▸ **What the task requires**
Please retype the listing exactly as it appears, skipping each picture.

▸ **Extracted records**
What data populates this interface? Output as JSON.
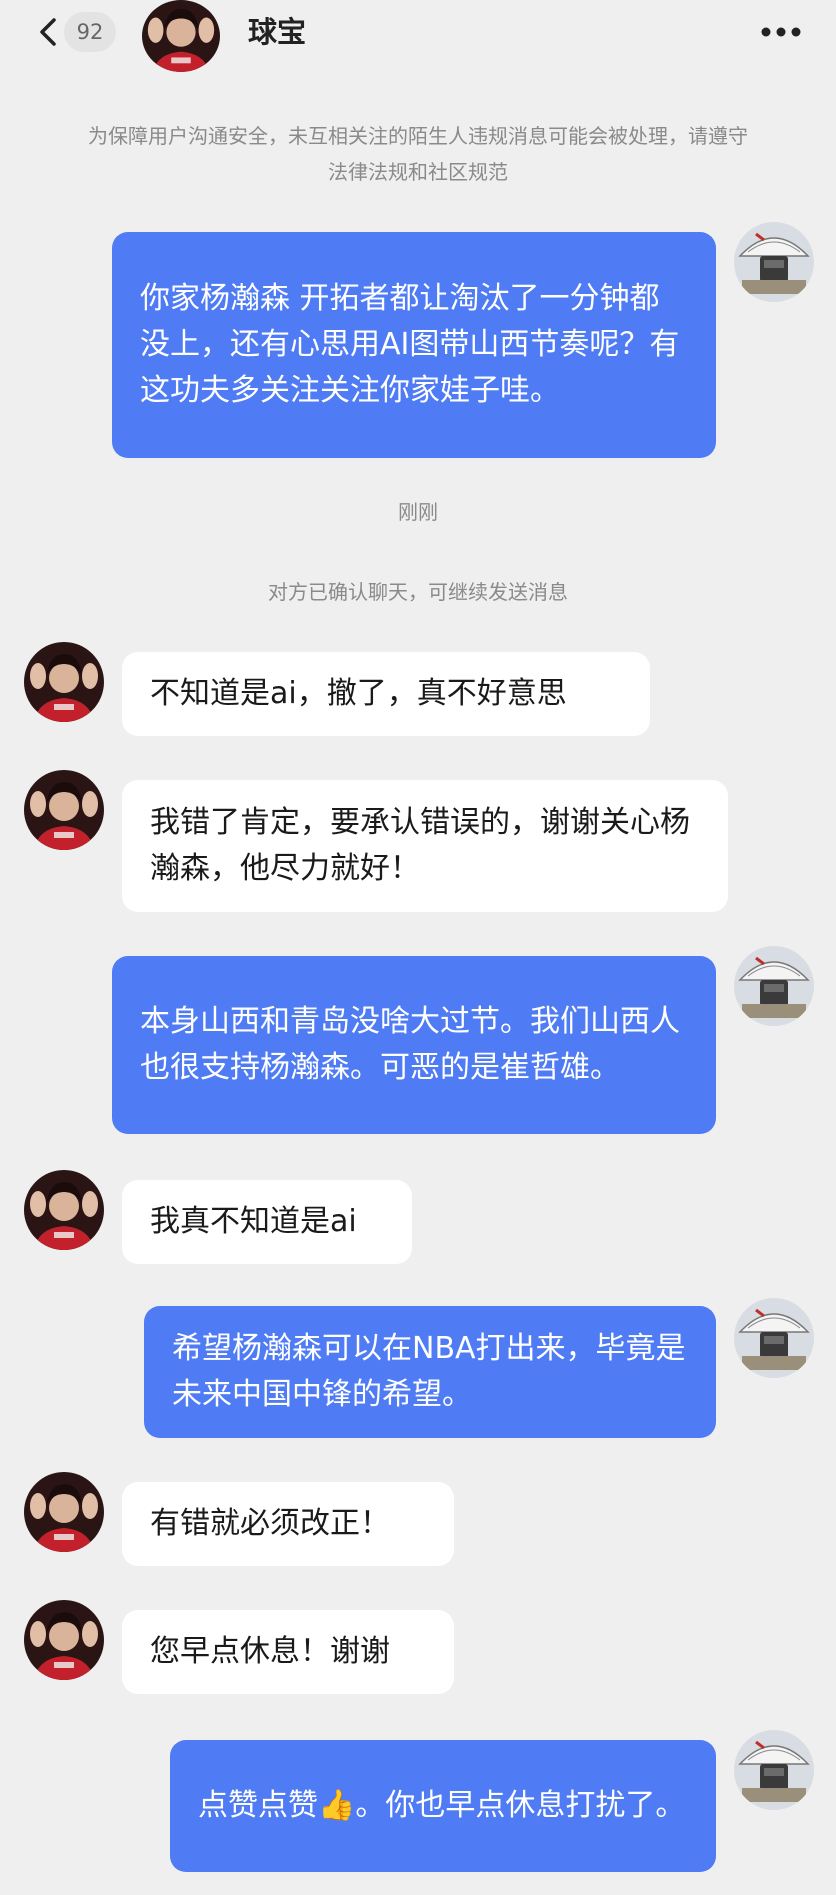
{
  "header": {
    "back_icon": "chevron-left-icon",
    "unread_count": "92",
    "contact_name": "球宝",
    "more_icon": "more-horizontal-icon"
  },
  "notice": "为保障用户沟通安全，未互相关注的陌生人违规消息可能会被处理，请遵守法律法规和社区规范",
  "time_label": "刚刚",
  "status_label": "对方已确认聊天，可继续发送消息",
  "messages": [
    {
      "side": "out",
      "text": "你家杨瀚森 开拓者都让淘汰了一分钟都没上，还有心思用AI图带山西节奏呢？有这功夫多关注关注你家娃子哇。"
    },
    {
      "side": "in",
      "text": "不知道是ai，撤了，真不好意思"
    },
    {
      "side": "in",
      "text": "我错了肯定，要承认错误的，谢谢关心杨瀚森，他尽力就好！"
    },
    {
      "side": "out",
      "text": "本身山西和青岛没啥大过节。我们山西人也很支持杨瀚森。可恶的是崔哲雄。"
    },
    {
      "side": "in",
      "text": "我真不知道是ai"
    },
    {
      "side": "out",
      "text": "希望杨瀚森可以在NBA打出来，毕竟是未来中国中锋的希望。"
    },
    {
      "side": "in",
      "text": "有错就必须改正！"
    },
    {
      "side": "in",
      "text": "您早点休息！谢谢"
    },
    {
      "side": "out",
      "text": "点赞点赞👍。你也早点休息打扰了。"
    }
  ],
  "colors": {
    "background": "#efefef",
    "outgoing_bubble": "#4f7cf4",
    "incoming_bubble": "#ffffff"
  }
}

▸ **Written reply**
What data populates this interface? Output as JSON.
{
  "header": {
    "back_icon": "chevron-left-icon",
    "unread_count": "92",
    "contact_name": "球宝",
    "more_icon": "more-horizontal-icon"
  },
  "notice": "为保障用户沟通安全，未互相关注的陌生人违规消息可能会被处理，请遵守法律法规和社区规范",
  "time_label": "刚刚",
  "status_label": "对方已确认聊天，可继续发送消息",
  "messages": [
    {
      "side": "out",
      "text": "你家杨瀚森 开拓者都让淘汰了一分钟都没上，还有心思用AI图带山西节奏呢？有这功夫多关注关注你家娃子哇。"
    },
    {
      "side": "in",
      "text": "不知道是ai，撤了，真不好意思"
    },
    {
      "side": "in",
      "text": "我错了肯定，要承认错误的，谢谢关心杨瀚森，他尽力就好！"
    },
    {
      "side": "out",
      "text": "本身山西和青岛没啥大过节。我们山西人也很支持杨瀚森。可恶的是崔哲雄。"
    },
    {
      "side": "in",
      "text": "我真不知道是ai"
    },
    {
      "side": "out",
      "text": "希望杨瀚森可以在NBA打出来，毕竟是未来中国中锋的希望。"
    },
    {
      "side": "in",
      "text": "有错就必须改正！"
    },
    {
      "side": "in",
      "text": "您早点休息！谢谢"
    },
    {
      "side": "out",
      "text": "点赞点赞👍。你也早点休息打扰了。"
    }
  ],
  "colors": {
    "background": "#efefef",
    "outgoing_bubble": "#4f7cf4",
    "incoming_bubble": "#ffffff"
  }
}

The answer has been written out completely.